If you has only a passing interest in oil prices, it was not hard to notice the gaping price disparity between the two most widely quoted indexes, the current month Brent crude futures versus WTI (West Texas Intermediate), In the days prior to contract expiration in December, WTI traded as much as $9 below Brent. Right now, with January expiration near, the disparity is a flat $10, with Brent at $46.20 versus $36.20 for WTI.
That, of course, makes no sense. The culprit is limited storage in Cushing, Oklahoma. As Eugen Weinberg, a commodities specialist with Commerzbank, pointed out last May:
The West Texas Intermediate oil contract, based on delivery in Cushing, Oklahoma, is good for 300,000-400,000 barrels per day. The storage capacity in Cushing is about 20.5m barrels. The trading volume on which that is based is between 500m and 600m barrels per day. If you are going to manipulate the price, you would think about doing that in Cushing.
Now it may be that the oil glut is showing up even worse in Cushing than elsewhere because above ground storage is maxed out (even ships are full), or it may also be the evil specs. But the initial reaction among traders is to treat WTI warily.
From the Financial Times:
The surge in oil inventories in Cushing, Oklahoma, where WTI is delivered into America’s pipeline system, has depressed its value not only against other global benchmarks, such as Brent, but also against other domestic US crudes.
Julius Walker, an oil market analyst at the International Energy Agency in Paris, said there was “anecdotal evidence” of traders moving away from WTI and “doing deals based on other US oil benchmarks”.
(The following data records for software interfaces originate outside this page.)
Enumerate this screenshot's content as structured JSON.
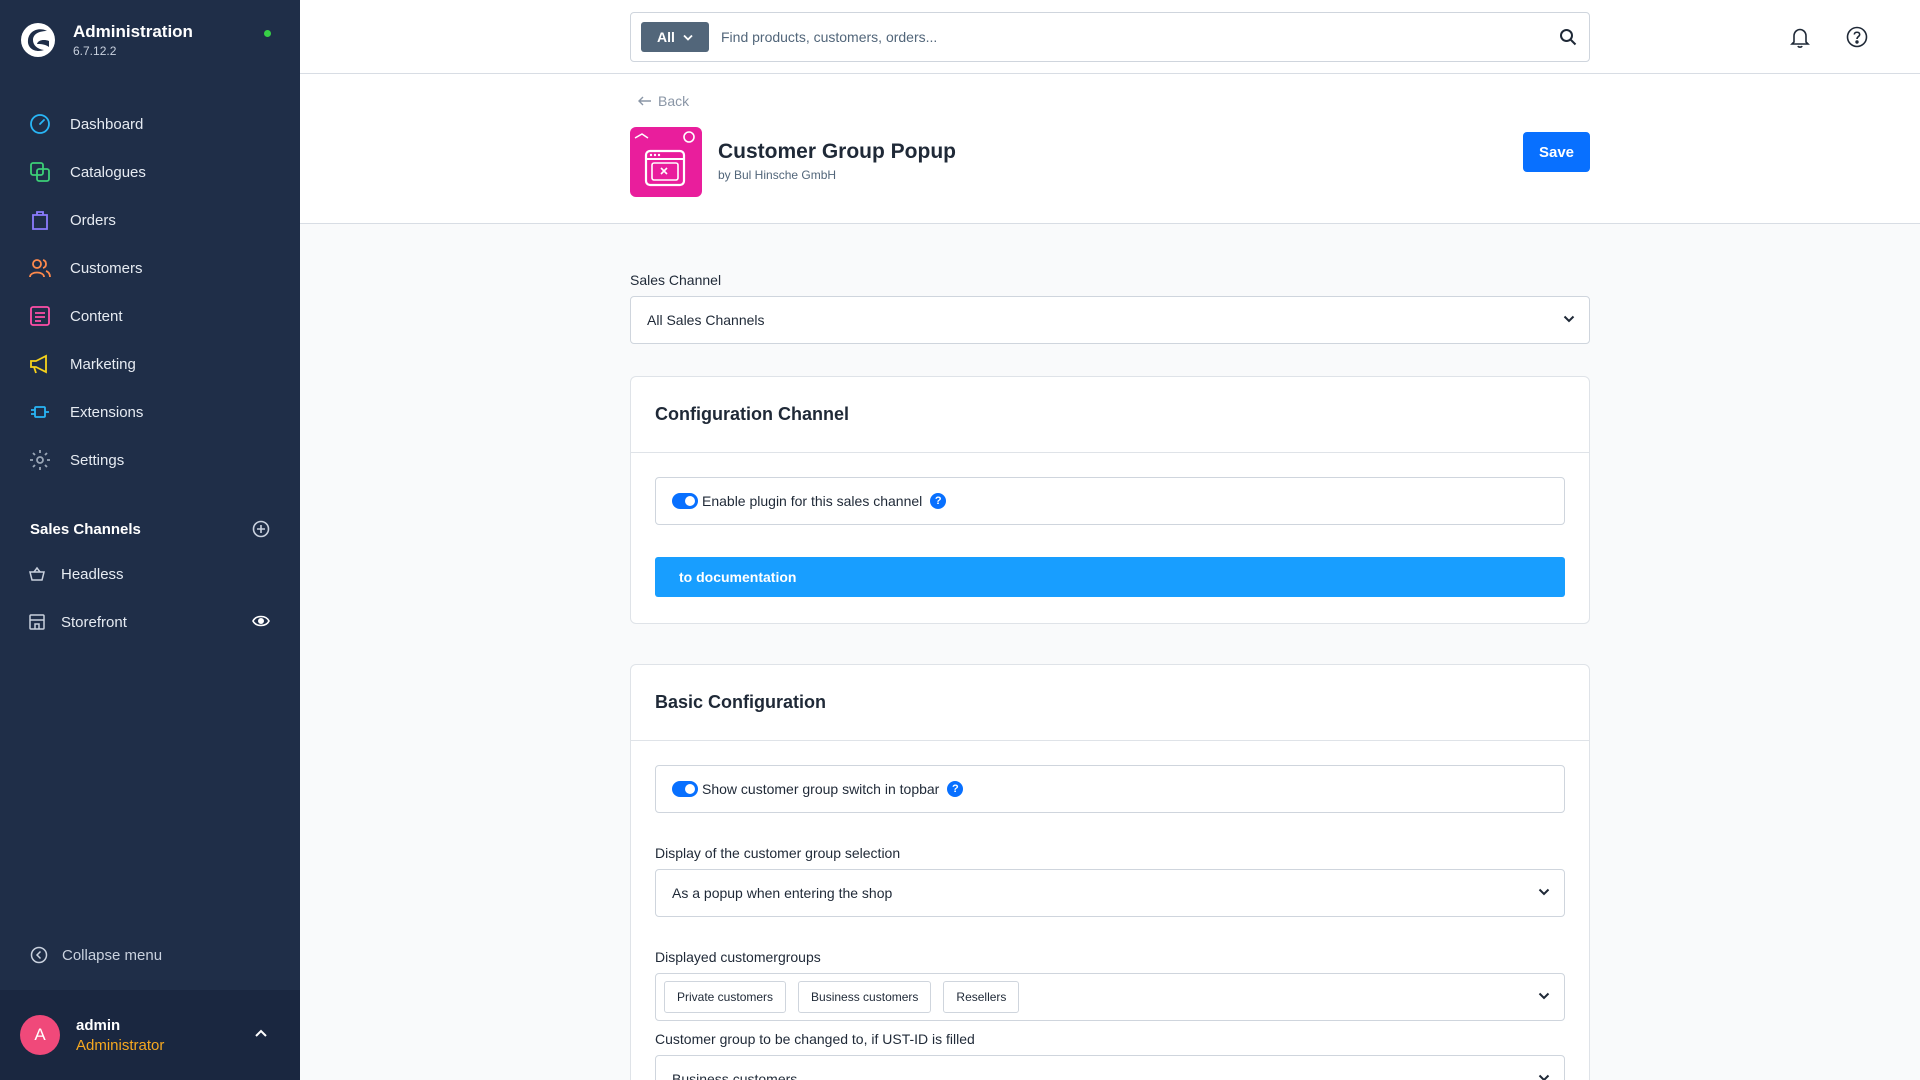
{
  "app": {
    "title": "Administration",
    "version": "6.7.12.2",
    "status_color": "#37d046"
  },
  "nav": {
    "items": [
      {
        "label": "Dashboard",
        "icon": "dashboard-icon",
        "color": "#29b6f6"
      },
      {
        "label": "Catalogues",
        "icon": "catalogue-icon",
        "color": "#3ccf77"
      },
      {
        "label": "Orders",
        "icon": "orders-bag-icon",
        "color": "#8c7cff"
      },
      {
        "label": "Customers",
        "icon": "customers-icon",
        "color": "#ff8a4c"
      },
      {
        "label": "Content",
        "icon": "content-icon",
        "color": "#ff4fa7"
      },
      {
        "label": "Marketing",
        "icon": "marketing-megaphone-icon",
        "color": "#f7d21b"
      },
      {
        "label": "Extensions",
        "icon": "extensions-plug-icon",
        "color": "#29b6f6"
      },
      {
        "label": "Settings",
        "icon": "settings-gear-icon",
        "color": "#9aa6b6"
      }
    ]
  },
  "sales_channels": {
    "title": "Sales Channels",
    "items": [
      {
        "label": "Headless"
      },
      {
        "label": "Storefront"
      }
    ]
  },
  "sidebar_footer": {
    "collapse_label": "Collapse menu"
  },
  "user": {
    "initial": "A",
    "name": "admin",
    "role": "Administrator"
  },
  "search": {
    "type_label": "All",
    "placeholder": "Find products, customers, orders..."
  },
  "header": {
    "back_label": "Back",
    "plugin_title": "Customer Group Popup",
    "plugin_vendor": "by Bul Hinsche GmbH",
    "save_label": "Save",
    "accent_color": "#0870ff"
  },
  "sales_channel": {
    "label": "Sales Channel",
    "value": "All Sales Channels"
  },
  "config_channel": {
    "title": "Configuration Channel",
    "enable_label": "Enable plugin for this sales channel",
    "enable_value": true,
    "help": "?",
    "doc_button": "to documentation"
  },
  "basic_config": {
    "title": "Basic Configuration",
    "topbar_switch_label": "Show customer group switch in topbar",
    "topbar_switch_value": true,
    "help": "?",
    "display_label": "Display of the customer group selection",
    "display_value": "As a popup when entering the shop",
    "groups_label": "Displayed customergroups",
    "groups": [
      "Private customers",
      "Business customers",
      "Resellers"
    ],
    "ustid_label": "Customer group to be changed to, if UST-ID is filled",
    "ustid_value": "Business customers"
  }
}
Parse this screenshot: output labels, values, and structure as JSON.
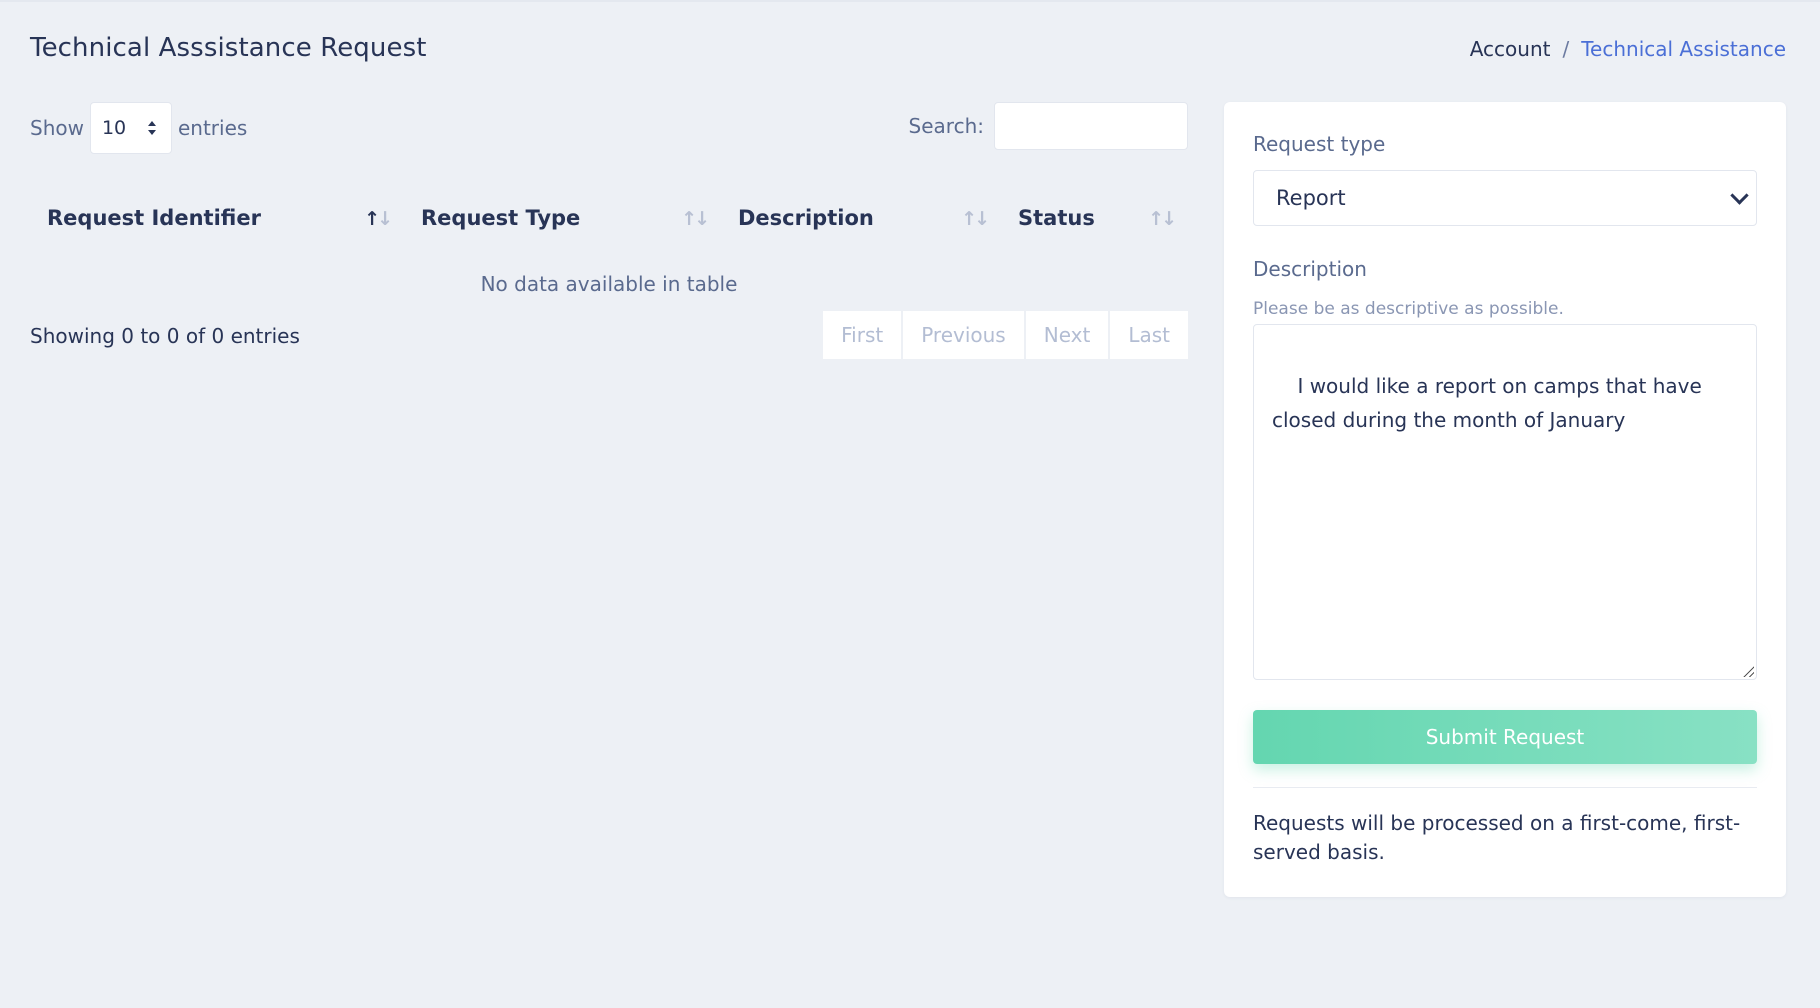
{
  "page": {
    "title": "Technical Asssistance Request"
  },
  "breadcrumb": {
    "parent": "Account",
    "separator": "/",
    "current": "Technical Assistance"
  },
  "table_controls": {
    "show_label": "Show",
    "entries_value": "10",
    "entries_label": "entries",
    "search_label": "Search:",
    "search_value": ""
  },
  "table": {
    "columns": [
      {
        "label": "Request Identifier",
        "sort_icon": "sort-asc-icon"
      },
      {
        "label": "Request Type",
        "sort_icon": "sort-both-icon"
      },
      {
        "label": "Description",
        "sort_icon": "sort-both-icon"
      },
      {
        "label": "Status",
        "sort_icon": "sort-both-icon"
      }
    ],
    "empty_message": "No data available in table",
    "info": "Showing 0 to 0 of 0 entries",
    "pagination": {
      "first": "First",
      "previous": "Previous",
      "next": "Next",
      "last": "Last"
    }
  },
  "form": {
    "request_type_label": "Request type",
    "request_type_value": "Report",
    "description_label": "Description",
    "description_help": "Please be as descriptive as possible.",
    "description_value": "I would like a report on camps that have closed during the month of January",
    "submit_label": "Submit Request",
    "note": "Requests will be processed on a first-come, first-served basis."
  },
  "colors": {
    "background": "#edf0f5",
    "text": "#283456",
    "link": "#4b6fd6",
    "submit": "#64d6b0",
    "muted": "#5a6a8e"
  }
}
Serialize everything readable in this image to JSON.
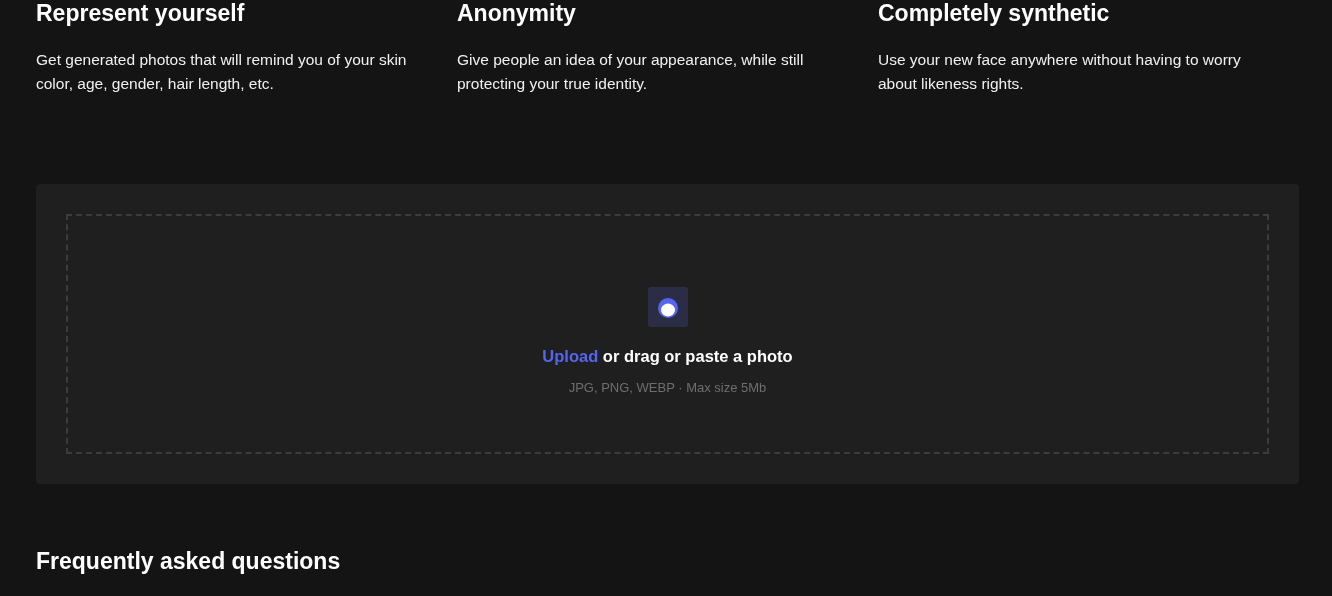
{
  "features": [
    {
      "title": "Represent yourself",
      "text": "Get generated photos that will remind you of your skin color, age, gender, hair length, etc."
    },
    {
      "title": "Anonymity",
      "text": "Give people an idea of your appearance, while still protecting your true identity."
    },
    {
      "title": "Completely synthetic",
      "text": "Use your new face anywhere without having to worry about likeness rights."
    }
  ],
  "upload": {
    "link": "Upload",
    "text": "or drag or paste a photo",
    "hint": "JPG, PNG, WEBP · Max size 5Mb"
  },
  "faq": {
    "title": "Frequently asked questions"
  }
}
The IEA monthly report said Brent was now “arguably more reflective of global oil market sentiment”. However, Bob Levin, managing director of market research at Nymex said that the WTI contract was performing “transparently”, reflecting a “loss in oil demand and sharply rising inventories”.
“WTI is better reflecting global oil fundamentals than Brent,” Mr Levin said. “The oil industry has not abandoned the WTI contract and it has confidence in it.”
Nevertheless, traders in London, New York and Houston confirmed a small number of transactions away from WTI after its price plunged last week to record discounts against other global and domestic benchmarks. The traders cautioned that the move could reverse if the WTI situation normalised. Lawrence Eagles, at JPMorgan, said any move away from WTI would face “strong resistance as none of the other US benchmarks have the price transparency of an exchange market”.
Highlighting the price disconnection with the global market, WTI, which usually trades at a premium of $1-$2 a barrel to Brent, last week plunged to an all-time discount of $11.73. The detachment hit the US market too, where Light Louisiana Sweet, jumped to a $9.50 premium, the highest in 18 years.